**YOUR ASSIGNMENT**. Set down the data again in full, keeping every line exactly as it is.

Website and app data records:
########################################
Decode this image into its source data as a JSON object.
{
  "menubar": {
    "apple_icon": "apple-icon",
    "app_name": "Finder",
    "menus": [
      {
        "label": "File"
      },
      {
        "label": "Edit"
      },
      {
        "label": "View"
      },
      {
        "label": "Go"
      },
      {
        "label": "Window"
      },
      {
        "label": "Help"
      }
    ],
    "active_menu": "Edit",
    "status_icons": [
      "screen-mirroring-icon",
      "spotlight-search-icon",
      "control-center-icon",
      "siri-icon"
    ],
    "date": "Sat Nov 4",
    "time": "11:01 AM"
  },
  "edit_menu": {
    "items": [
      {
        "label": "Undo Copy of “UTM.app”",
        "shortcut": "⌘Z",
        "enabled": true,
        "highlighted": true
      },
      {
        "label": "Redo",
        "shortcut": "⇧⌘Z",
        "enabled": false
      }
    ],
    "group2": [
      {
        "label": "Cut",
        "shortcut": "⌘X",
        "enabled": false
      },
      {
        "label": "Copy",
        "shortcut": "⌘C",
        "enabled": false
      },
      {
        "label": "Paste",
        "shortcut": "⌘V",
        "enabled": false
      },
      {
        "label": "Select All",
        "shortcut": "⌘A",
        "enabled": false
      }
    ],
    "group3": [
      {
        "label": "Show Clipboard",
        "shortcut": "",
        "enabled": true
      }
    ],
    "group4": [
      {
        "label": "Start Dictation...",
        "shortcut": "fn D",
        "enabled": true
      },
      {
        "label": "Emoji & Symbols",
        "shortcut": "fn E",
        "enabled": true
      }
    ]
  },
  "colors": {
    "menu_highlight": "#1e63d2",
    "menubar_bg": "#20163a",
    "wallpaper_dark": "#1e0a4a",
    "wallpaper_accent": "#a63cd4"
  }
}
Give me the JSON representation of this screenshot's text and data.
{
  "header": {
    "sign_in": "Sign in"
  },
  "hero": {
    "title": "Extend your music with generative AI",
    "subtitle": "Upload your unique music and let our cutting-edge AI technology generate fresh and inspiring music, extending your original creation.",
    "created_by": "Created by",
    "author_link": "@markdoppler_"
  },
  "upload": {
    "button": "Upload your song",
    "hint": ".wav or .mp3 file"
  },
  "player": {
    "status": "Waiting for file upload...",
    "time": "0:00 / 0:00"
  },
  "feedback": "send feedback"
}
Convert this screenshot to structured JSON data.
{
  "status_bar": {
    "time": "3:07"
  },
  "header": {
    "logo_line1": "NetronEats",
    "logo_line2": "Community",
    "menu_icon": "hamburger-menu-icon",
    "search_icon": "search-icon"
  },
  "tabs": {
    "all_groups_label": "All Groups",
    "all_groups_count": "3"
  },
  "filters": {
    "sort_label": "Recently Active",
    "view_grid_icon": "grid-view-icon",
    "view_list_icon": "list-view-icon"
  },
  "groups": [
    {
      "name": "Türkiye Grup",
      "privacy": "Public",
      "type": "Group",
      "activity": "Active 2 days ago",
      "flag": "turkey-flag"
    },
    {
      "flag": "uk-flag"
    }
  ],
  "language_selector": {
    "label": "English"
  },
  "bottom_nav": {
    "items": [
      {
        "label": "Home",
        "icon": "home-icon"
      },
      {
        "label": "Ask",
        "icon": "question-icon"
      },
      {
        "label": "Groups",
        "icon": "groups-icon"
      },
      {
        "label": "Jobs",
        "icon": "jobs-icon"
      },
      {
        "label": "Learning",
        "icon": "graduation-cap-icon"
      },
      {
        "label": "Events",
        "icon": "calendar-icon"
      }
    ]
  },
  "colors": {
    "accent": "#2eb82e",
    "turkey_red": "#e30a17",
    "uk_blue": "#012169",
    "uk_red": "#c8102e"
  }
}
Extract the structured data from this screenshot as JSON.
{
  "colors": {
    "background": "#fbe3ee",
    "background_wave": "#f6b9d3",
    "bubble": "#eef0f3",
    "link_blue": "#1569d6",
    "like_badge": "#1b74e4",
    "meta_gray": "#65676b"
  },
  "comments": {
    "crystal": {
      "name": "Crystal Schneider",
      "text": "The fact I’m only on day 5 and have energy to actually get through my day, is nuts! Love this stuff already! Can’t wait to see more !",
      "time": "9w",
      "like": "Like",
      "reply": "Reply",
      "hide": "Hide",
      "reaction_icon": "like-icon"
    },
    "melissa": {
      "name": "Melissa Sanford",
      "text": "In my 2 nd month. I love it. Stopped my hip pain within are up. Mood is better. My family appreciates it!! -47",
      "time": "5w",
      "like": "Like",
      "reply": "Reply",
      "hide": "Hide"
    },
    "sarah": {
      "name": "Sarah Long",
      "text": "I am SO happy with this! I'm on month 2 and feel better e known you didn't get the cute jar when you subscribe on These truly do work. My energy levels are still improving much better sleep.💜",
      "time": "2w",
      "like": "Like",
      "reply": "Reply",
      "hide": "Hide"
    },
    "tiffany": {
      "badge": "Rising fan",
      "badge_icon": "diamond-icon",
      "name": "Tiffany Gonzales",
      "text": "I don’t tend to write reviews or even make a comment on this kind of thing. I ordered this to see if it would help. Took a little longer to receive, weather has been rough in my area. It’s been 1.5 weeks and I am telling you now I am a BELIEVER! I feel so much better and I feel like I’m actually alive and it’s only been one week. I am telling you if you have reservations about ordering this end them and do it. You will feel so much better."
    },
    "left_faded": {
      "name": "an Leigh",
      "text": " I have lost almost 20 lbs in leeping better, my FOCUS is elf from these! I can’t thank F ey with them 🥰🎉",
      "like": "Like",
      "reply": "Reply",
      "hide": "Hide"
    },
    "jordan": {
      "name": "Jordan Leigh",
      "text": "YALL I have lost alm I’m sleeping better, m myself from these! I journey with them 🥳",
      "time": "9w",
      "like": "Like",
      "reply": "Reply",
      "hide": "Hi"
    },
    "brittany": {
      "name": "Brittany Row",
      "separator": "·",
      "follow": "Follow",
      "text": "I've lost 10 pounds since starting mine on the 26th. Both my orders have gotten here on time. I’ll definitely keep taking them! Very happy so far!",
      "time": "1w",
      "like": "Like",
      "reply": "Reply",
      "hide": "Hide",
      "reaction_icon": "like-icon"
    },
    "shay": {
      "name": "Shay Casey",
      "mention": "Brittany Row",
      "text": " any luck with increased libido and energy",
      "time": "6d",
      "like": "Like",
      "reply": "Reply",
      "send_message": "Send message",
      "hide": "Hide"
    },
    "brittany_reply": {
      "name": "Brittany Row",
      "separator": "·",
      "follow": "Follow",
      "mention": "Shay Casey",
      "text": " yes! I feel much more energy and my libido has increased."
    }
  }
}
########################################
**RESPONSE AREA**.
Decode this image into its source data as a JSON object.
{
  "menubar": {
    "apple_icon": "apple-icon",
    "app_name": "Finder",
    "menus": [
      {
        "label": "File"
      },
      {
        "label": "Edit"
      },
      {
        "label": "View"
      },
      {
        "label": "Go"
      },
      {
        "label": "Window"
      },
      {
        "label": "Help"
      }
    ],
    "active_menu": "Edit",
    "status_icons": [
      "screen-mirroring-icon",
      "spotlight-search-icon",
      "control-center-icon",
      "siri-icon"
    ],
    "date": "Sat Nov 4",
    "time": "11:01 AM"
  },
  "edit_menu": {
    "items": [
      {
        "label": "Undo Copy of “UTM.app”",
        "shortcut": "⌘Z",
        "enabled": true,
        "highlighted": true
      },
      {
        "label": "Redo",
        "shortcut": "⇧⌘Z",
        "enabled": false
      }
    ],
    "group2": [
      {
        "label": "Cut",
        "shortcut": "⌘X",
        "enabled": false
      },
      {
        "label": "Copy",
        "shortcut": "⌘C",
        "enabled": false
      },
      {
        "label": "Paste",
        "shortcut": "⌘V",
        "enabled": false
      },
      {
        "label": "Select All",
        "shortcut": "⌘A",
        "enabled": false
      }
    ],
    "group3": [
      {
        "label": "Show Clipboard",
        "shortcut": "",
        "enabled": true
      }
    ],
    "group4": [
      {
        "label": "Start Dictation...",
        "shortcut": "fn D",
        "enabled": true
      },
      {
        "label": "Emoji & Symbols",
        "shortcut": "fn E",
        "enabled": true
      }
    ]
  },
  "colors": {
    "menu_highlight": "#1e63d2",
    "menubar_bg": "#20163a",
    "wallpaper_dark": "#1e0a4a",
    "wallpaper_accent": "#a63cd4"
  }
}
Give me the JSON representation of this screenshot's text and data.
{
  "header": {
    "sign_in": "Sign in"
  },
  "hero": {
    "title": "Extend your music with generative AI",
    "subtitle": "Upload your unique music and let our cutting-edge AI technology generate fresh and inspiring music, extending your original creation.",
    "created_by": "Created by",
    "author_link": "@markdoppler_"
  },
  "upload": {
    "button": "Upload your song",
    "hint": ".wav or .mp3 file"
  },
  "player": {
    "status": "Waiting for file upload...",
    "time": "0:00 / 0:00"
  },
  "feedback": "send feedback"
}
Convert this screenshot to structured JSON data.
{
  "status_bar": {
    "time": "3:07"
  },
  "header": {
    "logo_line1": "NetronEats",
    "logo_line2": "Community",
    "menu_icon": "hamburger-menu-icon",
    "search_icon": "search-icon"
  },
  "tabs": {
    "all_groups_label": "All Groups",
    "all_groups_count": "3"
  },
  "filters": {
    "sort_label": "Recently Active",
    "view_grid_icon": "grid-view-icon",
    "view_list_icon": "list-view-icon"
  },
  "groups": [
    {
      "name": "Türkiye Grup",
      "privacy": "Public",
      "type": "Group",
      "activity": "Active 2 days ago",
      "flag": "turkey-flag"
    },
    {
      "flag": "uk-flag"
    }
  ],
  "language_selector": {
    "label": "English"
  },
  "bottom_nav": {
    "items": [
      {
        "label": "Home",
        "icon": "home-icon"
      },
      {
        "label": "Ask",
        "icon": "question-icon"
      },
      {
        "label": "Groups",
        "icon": "groups-icon"
      },
      {
        "label": "Jobs",
        "icon": "jobs-icon"
      },
      {
        "label": "Learning",
        "icon": "graduation-cap-icon"
      },
      {
        "label": "Events",
        "icon": "calendar-icon"
      }
    ]
  },
  "colors": {
    "accent": "#2eb82e",
    "turkey_red": "#e30a17",
    "uk_blue": "#012169",
    "uk_red": "#c8102e"
  }
}
Extract the structured data from this screenshot as JSON.
{
  "colors": {
    "background": "#fbe3ee",
    "background_wave": "#f6b9d3",
    "bubble": "#eef0f3",
    "link_blue": "#1569d6",
    "like_badge": "#1b74e4",
    "meta_gray": "#65676b"
  },
  "comments": {
    "crystal": {
      "name": "Crystal Schneider",
      "text": "The fact I’m only on day 5 and have energy to actually get through my day, is nuts! Love this stuff already! Can’t wait to see more !",
      "time": "9w",
      "like": "Like",
      "reply": "Reply",
      "hide": "Hide",
      "reaction_icon": "like-icon"
    },
    "melissa": {
      "name": "Melissa Sanford",
      "text": "In my 2 nd month. I love it. Stopped my hip pain within are up. Mood is better. My family appreciates it!! -47",
      "time": "5w",
      "like": "Like",
      "reply": "Reply",
      "hide": "Hide"
    },
    "sarah": {
      "name": "Sarah Long",
      "text": "I am SO happy with this! I'm on month 2 and feel better e known you didn't get the cute jar when you subscribe on These truly do work. My energy levels are still improving much better sleep.💜",
      "time": "2w",
      "like": "Like",
      "reply": "Reply",
      "hide": "Hide"
    },
    "tiffany": {
      "badge": "Rising fan",
      "badge_icon": "diamond-icon",
      "name": "Tiffany Gonzales",
      "text": "I don’t tend to write reviews or even make a comment on this kind of thing. I ordered this to see if it would help. Took a little longer to receive, weather has been rough in my area. It’s been 1.5 weeks and I am telling you now I am a BELIEVER! I feel so much better and I feel like I’m actually alive and it’s only been one week. I am telling you if you have reservations about ordering this end them and do it. You will feel so much better."
    },
    "left_faded": {
      "name": "an Leigh",
      "text": " I have lost almost 20 lbs in leeping better, my FOCUS is elf from these! I can’t thank F ey with them 🥰🎉",
      "like": "Like",
      "reply": "Reply",
      "hide": "Hide"
    },
    "jordan": {
      "name": "Jordan Leigh",
      "text": "YALL I have lost alm I’m sleeping better, m myself from these! I journey with them 🥳",
      "time": "9w",
      "like": "Like",
      "reply": "Reply",
      "hide": "Hi"
    },
    "brittany": {
      "name": "Brittany Row",
      "separator": "·",
      "follow": "Follow",
      "text": "I've lost 10 pounds since starting mine on the 26th. Both my orders have gotten here on time. I’ll definitely keep taking them! Very happy so far!",
      "time": "1w",
      "like": "Like",
      "reply": "Reply",
      "hide": "Hide",
      "reaction_icon": "like-icon"
    },
    "shay": {
      "name": "Shay Casey",
      "mention": "Brittany Row",
      "text": " any luck with increased libido and energy",
      "time": "6d",
      "like": "Like",
      "reply": "Reply",
      "send_message": "Send message",
      "hide": "Hide"
    },
    "brittany_reply": {
      "name": "Brittany Row",
      "separator": "·",
      "follow": "Follow",
      "mention": "Shay Casey",
      "text": " yes! I feel much more energy and my libido has increased."
    }
  }
}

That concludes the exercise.